*** Records for the exercise ***

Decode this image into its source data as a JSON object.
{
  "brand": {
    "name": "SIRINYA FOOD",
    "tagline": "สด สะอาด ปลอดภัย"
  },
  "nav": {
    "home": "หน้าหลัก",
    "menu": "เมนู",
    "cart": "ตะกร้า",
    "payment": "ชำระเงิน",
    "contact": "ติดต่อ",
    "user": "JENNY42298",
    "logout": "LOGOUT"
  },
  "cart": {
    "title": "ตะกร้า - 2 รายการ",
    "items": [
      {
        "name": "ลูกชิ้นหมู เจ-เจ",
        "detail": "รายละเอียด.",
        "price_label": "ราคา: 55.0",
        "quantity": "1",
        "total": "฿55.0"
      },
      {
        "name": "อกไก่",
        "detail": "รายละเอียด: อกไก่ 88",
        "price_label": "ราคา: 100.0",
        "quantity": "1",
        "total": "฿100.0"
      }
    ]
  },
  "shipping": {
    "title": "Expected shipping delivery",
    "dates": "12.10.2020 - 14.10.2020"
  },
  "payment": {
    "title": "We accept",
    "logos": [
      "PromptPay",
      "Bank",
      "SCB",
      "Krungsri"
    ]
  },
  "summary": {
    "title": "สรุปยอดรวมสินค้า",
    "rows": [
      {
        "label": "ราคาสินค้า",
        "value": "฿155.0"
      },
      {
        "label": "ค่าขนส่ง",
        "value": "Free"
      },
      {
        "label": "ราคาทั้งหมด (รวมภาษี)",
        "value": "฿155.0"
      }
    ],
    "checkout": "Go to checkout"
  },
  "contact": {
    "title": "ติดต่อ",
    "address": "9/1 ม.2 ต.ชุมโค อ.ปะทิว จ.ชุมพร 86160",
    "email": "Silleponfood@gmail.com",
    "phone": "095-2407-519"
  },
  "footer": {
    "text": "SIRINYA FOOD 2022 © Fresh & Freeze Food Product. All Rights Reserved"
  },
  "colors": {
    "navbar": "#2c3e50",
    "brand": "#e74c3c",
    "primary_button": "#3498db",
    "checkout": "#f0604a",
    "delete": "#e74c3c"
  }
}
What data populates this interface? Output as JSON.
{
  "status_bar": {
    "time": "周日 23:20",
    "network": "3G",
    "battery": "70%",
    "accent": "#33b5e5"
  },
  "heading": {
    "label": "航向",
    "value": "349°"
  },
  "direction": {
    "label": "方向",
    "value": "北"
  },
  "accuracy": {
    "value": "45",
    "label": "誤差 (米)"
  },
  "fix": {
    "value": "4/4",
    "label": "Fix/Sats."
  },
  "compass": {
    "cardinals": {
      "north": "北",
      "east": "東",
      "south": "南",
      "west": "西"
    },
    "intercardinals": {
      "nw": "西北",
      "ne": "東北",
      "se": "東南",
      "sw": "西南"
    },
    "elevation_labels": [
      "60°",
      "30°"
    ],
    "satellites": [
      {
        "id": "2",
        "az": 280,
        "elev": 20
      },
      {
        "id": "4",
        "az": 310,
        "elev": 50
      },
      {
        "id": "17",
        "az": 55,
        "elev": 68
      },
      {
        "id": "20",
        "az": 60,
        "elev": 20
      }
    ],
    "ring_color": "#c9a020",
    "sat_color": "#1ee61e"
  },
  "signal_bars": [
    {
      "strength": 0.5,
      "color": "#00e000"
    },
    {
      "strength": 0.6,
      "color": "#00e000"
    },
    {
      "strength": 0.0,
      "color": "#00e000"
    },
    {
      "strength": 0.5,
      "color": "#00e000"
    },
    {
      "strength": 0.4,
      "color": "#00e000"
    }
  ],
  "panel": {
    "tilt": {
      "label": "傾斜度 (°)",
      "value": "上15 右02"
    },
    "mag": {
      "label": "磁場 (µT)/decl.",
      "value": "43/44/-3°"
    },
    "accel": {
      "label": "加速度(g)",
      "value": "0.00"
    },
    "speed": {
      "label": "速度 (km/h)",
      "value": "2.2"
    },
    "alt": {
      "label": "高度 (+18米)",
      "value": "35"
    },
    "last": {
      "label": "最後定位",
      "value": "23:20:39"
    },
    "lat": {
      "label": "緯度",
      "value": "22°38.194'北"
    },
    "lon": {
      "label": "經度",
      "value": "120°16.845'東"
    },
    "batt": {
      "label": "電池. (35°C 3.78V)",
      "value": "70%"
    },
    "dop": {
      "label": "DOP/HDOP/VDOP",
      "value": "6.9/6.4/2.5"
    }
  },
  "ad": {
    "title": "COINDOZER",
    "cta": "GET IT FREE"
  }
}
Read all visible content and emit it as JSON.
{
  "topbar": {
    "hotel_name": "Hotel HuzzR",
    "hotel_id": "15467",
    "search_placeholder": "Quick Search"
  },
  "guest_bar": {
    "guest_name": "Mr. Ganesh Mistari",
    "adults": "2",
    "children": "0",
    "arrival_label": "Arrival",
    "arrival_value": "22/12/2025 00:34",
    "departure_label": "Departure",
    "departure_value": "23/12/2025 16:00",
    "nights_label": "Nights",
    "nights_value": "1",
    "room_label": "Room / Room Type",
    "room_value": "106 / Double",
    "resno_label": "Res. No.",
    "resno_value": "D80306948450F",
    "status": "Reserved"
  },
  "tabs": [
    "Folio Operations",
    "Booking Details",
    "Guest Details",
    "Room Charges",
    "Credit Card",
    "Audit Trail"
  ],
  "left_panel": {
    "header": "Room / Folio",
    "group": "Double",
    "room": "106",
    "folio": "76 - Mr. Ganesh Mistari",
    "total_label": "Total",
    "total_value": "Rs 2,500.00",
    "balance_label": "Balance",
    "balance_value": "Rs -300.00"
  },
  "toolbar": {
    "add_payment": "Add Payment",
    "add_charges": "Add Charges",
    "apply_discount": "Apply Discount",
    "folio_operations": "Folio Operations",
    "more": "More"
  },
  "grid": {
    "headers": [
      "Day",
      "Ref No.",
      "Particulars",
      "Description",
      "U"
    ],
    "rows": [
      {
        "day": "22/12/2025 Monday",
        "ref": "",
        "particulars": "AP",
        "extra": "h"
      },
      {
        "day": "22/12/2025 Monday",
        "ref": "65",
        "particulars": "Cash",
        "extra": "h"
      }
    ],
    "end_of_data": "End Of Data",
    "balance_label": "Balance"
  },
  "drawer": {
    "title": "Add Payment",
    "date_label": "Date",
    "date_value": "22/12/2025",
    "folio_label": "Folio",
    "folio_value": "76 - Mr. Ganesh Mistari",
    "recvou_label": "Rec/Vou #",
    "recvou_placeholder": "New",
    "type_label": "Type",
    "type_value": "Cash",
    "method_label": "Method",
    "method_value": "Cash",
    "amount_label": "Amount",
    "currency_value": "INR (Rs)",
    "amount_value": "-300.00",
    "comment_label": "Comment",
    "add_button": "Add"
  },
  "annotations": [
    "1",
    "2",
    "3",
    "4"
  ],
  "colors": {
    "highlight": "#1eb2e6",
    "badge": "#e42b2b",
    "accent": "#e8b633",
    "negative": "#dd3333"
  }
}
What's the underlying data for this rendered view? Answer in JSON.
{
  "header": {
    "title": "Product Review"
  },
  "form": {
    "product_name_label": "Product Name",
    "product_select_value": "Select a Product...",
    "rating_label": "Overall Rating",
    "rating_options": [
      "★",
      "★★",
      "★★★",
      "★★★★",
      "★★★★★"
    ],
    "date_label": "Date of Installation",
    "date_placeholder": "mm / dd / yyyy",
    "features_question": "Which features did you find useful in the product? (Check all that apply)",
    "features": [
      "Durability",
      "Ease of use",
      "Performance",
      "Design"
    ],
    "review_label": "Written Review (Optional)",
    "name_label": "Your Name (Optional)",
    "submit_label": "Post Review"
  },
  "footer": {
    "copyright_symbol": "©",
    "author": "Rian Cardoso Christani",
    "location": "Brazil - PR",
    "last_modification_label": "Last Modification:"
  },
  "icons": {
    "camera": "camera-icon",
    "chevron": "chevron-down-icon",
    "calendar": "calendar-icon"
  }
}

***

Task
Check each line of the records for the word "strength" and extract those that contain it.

Exercise result
      "strength": 0.5,
      "strength": 0.6,
      "strength": 0.0,
      "strength": 0.5,
      "strength": 0.4,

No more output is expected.